Fourth Quarter 2010


The Big Impact of Small Business

Small businesses play an important role in the U.S. economy. But the economic downturn and sluggish recovery have posed formidable challenges to this segment of the economy, said staff writer Charles Davidson in "The Big Impact of Small Business," featured in the fourth-quarter issue of EconSouth.

Young, mostly small firms are a major source of job creation, wrote Davidson. "Over the past 20 years, start-up companies less than two years old generated about one-quarter of gross job creation," despite employing less than 10 percent of the nation's workforce. It is no surprise, then, that these firms are expected to play an important role in the U.S. economic recovery.

Photo of people sitting around a tableYet small firms are facing a number of obstacles impeding their ability to expand and create jobs—namely, sluggish spending, reduced demand for goods and services, and tighter lending standards. Overall decline in household wealth is another factor hindering their growth, noted Davidson. A reduction in household wealth affects small companies because many start-ups are financed by the business owners themselves. Personal wealth is also often used as collateral to obtain loans. In fact, according to the Atlanta Fed's second-quarter small business survey, loss of the owner's personal wealth was the primary obstacle to accessing credit for small businesses less than four years old.
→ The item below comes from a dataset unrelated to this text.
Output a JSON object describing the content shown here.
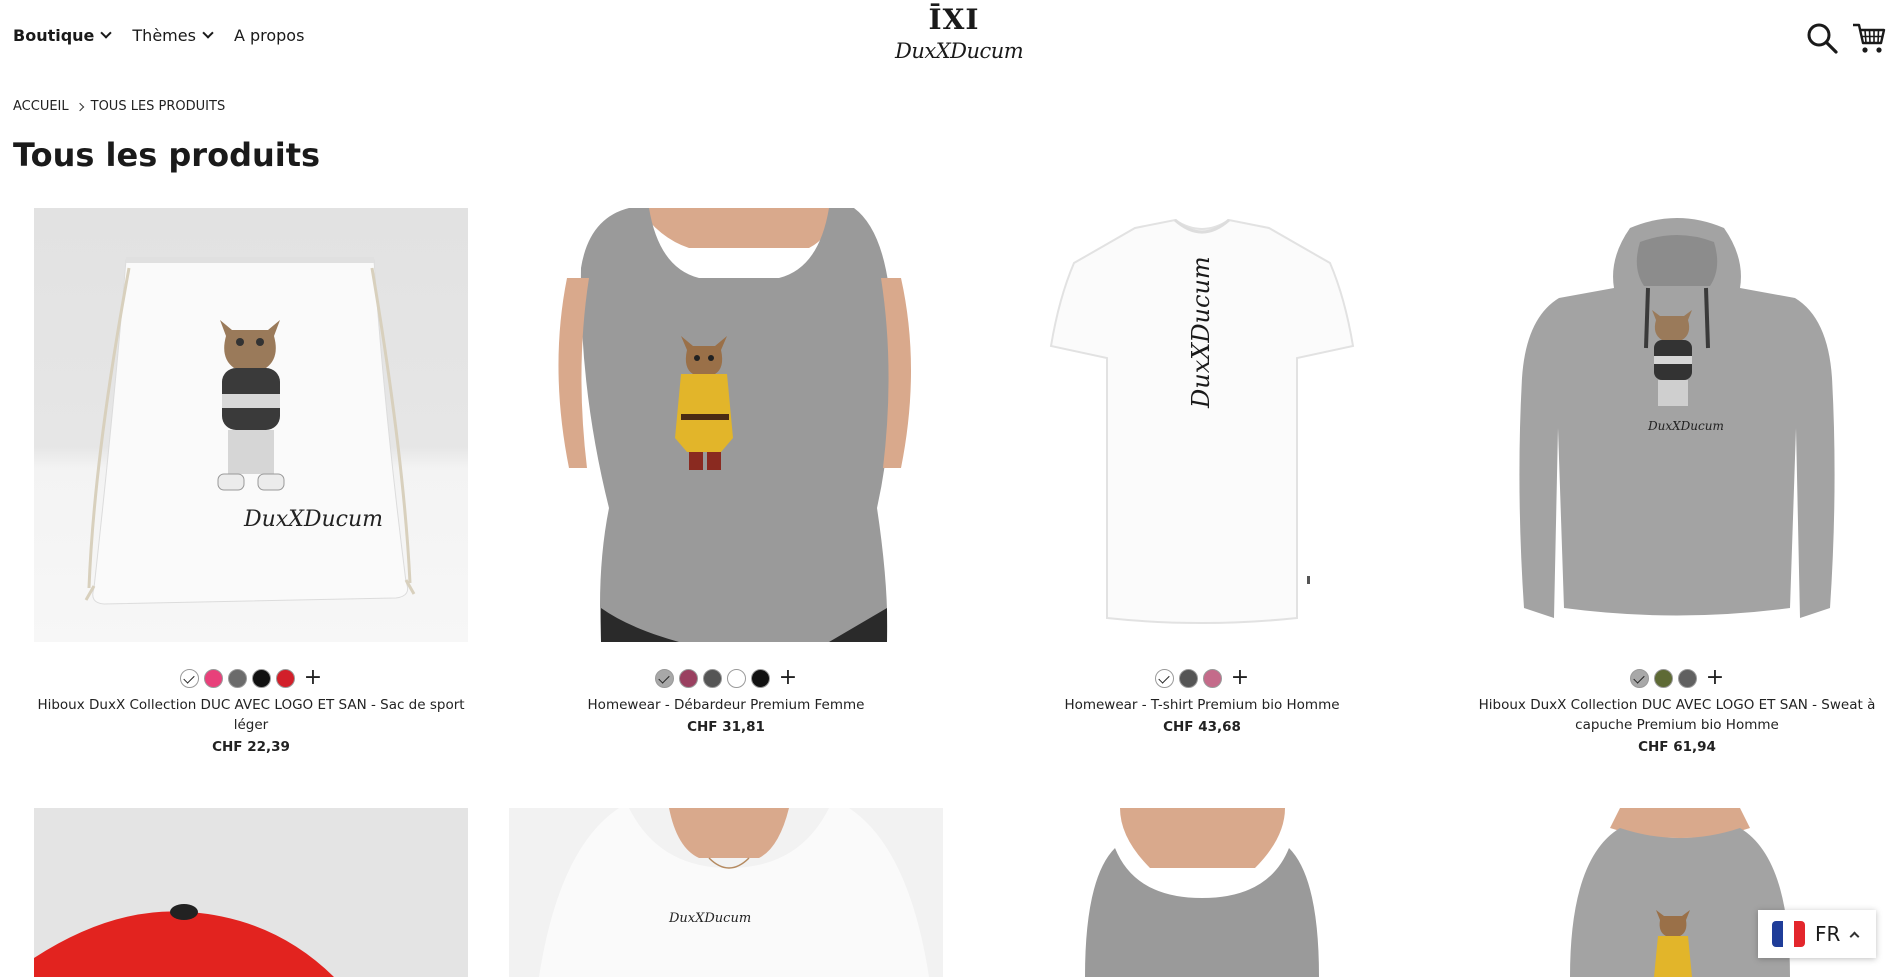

Despite these obstacles, small business owners said they are more optimistic about 2011 than they were about 2010. Respondents to the Atlanta Fed's quarterly business survey cited improving credit conditions and an expected sales increase in the next six months. Still, "a rapid resurgence of small and young firms does not appear likely, but this key engine of job creation could play a crucial role in bringing down the nation's persistently high unemployment rate," said Davidson.

To learn more about small business and what the Atlanta Fed is doing on a grassroots and scholarly level, see the full story in the fourth-quarter issue of EconSouth, available now in print and onlinePDF document.